Published by Penguin Books
Published: 1956
Genres: Fiction, Classics
Pages: 150
Format: Mass Market
Source: Purchased
Goodreads

Baldwin's haunting and controversial second novel is his most sustained treatment of sexuality, and a classic of gay literature. In a 1950s Paris swarming with expatriates and characterized by dangerous liaisons and hidden violence, an American finds himself unable to repress his impulses, despite his determination to live the conventional life he envisions for himself. After meeting and proposing to a young woman, he falls into a lengthy affair with an Italian bartender and is confounded and tortured by his sexual identity as he oscillates between the two.
Examining the mystery of love and passion in an intensely imagined narrative, Baldwin creates a moving and complex story of death and desire that is revelatory in its insight.

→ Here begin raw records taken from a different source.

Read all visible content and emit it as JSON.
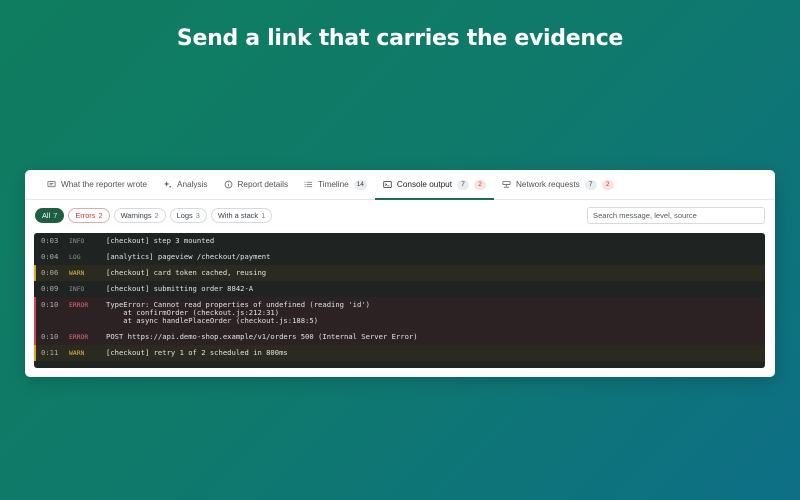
{
  "headline": "Send a link that carries the evidence",
  "tabs": [
    {
      "label": "What the reporter wrote",
      "icon": "message-icon"
    },
    {
      "label": "Analysis",
      "icon": "sparkle-icon"
    },
    {
      "label": "Report details",
      "icon": "info-icon"
    },
    {
      "label": "Timeline",
      "icon": "list-icon",
      "count": "14"
    },
    {
      "label": "Console output",
      "icon": "terminal-icon",
      "count": "7",
      "count2": "2",
      "active": true
    },
    {
      "label": "Network requests",
      "icon": "network-icon",
      "count": "7",
      "count2": "2"
    }
  ],
  "filters": [
    {
      "label": "All",
      "count": "7",
      "active": true
    },
    {
      "label": "Errors",
      "count": "2"
    },
    {
      "label": "Warnings",
      "count": "2"
    },
    {
      "label": "Logs",
      "count": "3"
    },
    {
      "label": "With a stack",
      "count": "1"
    }
  ],
  "search": {
    "placeholder": "Search message, level, source"
  },
  "logs": [
    {
      "time": "0:03",
      "level": "INFO",
      "message": "[checkout] step 3 mounted",
      "type": "info"
    },
    {
      "time": "0:04",
      "level": "LOG",
      "message": "[analytics] pageview /checkout/payment",
      "type": "log"
    },
    {
      "time": "0:06",
      "level": "WARN",
      "message": "[checkout] card token cached, reusing",
      "type": "warn"
    },
    {
      "time": "0:09",
      "level": "INFO",
      "message": "[checkout] submitting order 8842-A",
      "type": "info"
    },
    {
      "time": "0:10",
      "level": "ERROR",
      "message": "TypeError: Cannot read properties of undefined (reading 'id')\n    at confirmOrder (checkout.js:212:31)\n    at async handlePlaceOrder (checkout.js:188:5)",
      "type": "error"
    },
    {
      "time": "0:10",
      "level": "ERROR",
      "message": "POST https://api.demo-shop.example/v1/orders 500 (Internal Server Error)",
      "type": "error"
    },
    {
      "time": "0:11",
      "level": "WARN",
      "message": "[checkout] retry 1 of 2 scheduled in 800ms",
      "type": "warn"
    }
  ],
  "colors": {
    "accent": "#1f5d45",
    "error": "#c94a55",
    "warn": "#d9a23a"
  }
}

 People who remember court madness through pain, the pain of the perpetually recurring death of their innocence; people who forget court another kind of madness, the madness of the denial of pain and the hatred of innocence; and the world is mostly divided between madmen who remember and madmen forget.

Giovanni’s Room, by James Baldwin, follows a brief episode of David, an American living in Paris who is desperately trying to figure out who he is, to himself and to the world. David meets Giovanni through an old man’s acquaintance, and he goes home with Giovanni. In poetic, lyrical language, Baldwin explores the nature of love juxtaposed with David’s idea of love. David’s idea of love clashes with his expression and exploration of love, which eventually culminates in an emotionally heart-wrenching separation.

I’ve often seen this book on lists of best gay novels, but this novel goes beyond a stark black-and-white view of homosexuality. Baldwin explores bisexuality in both David and Giovanni and how each of the two men come to terms with their emotions. David is presented as rather cool and logical, succumbing to his emotions but logically pilfering through them after. Giovanni’s behavior appears to be purely emotional and irrational at times, contrasting against David’s eventual cool behavior to Giovanni. Giovanni is that character who wants to live life to its fullest, no matter the cost to himself or anyone else. David is the sort of character that will risk it, but not too much, because David, in the end, is one who preserves himself above all else, even if it means giving up love.

David, unlike Giovanni, has a plan, knows his role back home in American society, and cannot deal with something so “extra” as a male lover. His fiancée Hella is off traveling in Spain, presumably with her own lovers, and her return to David is his savior on the horizon, a means by which he can escape back into a comfortable, unquestioning existence.

This novel not only about gay/bisexual love, but about the complexities of the emotion all together.

This short novel is heartbreakingly beautiful and tragic and should be on your reading list if you’ve not yet read it.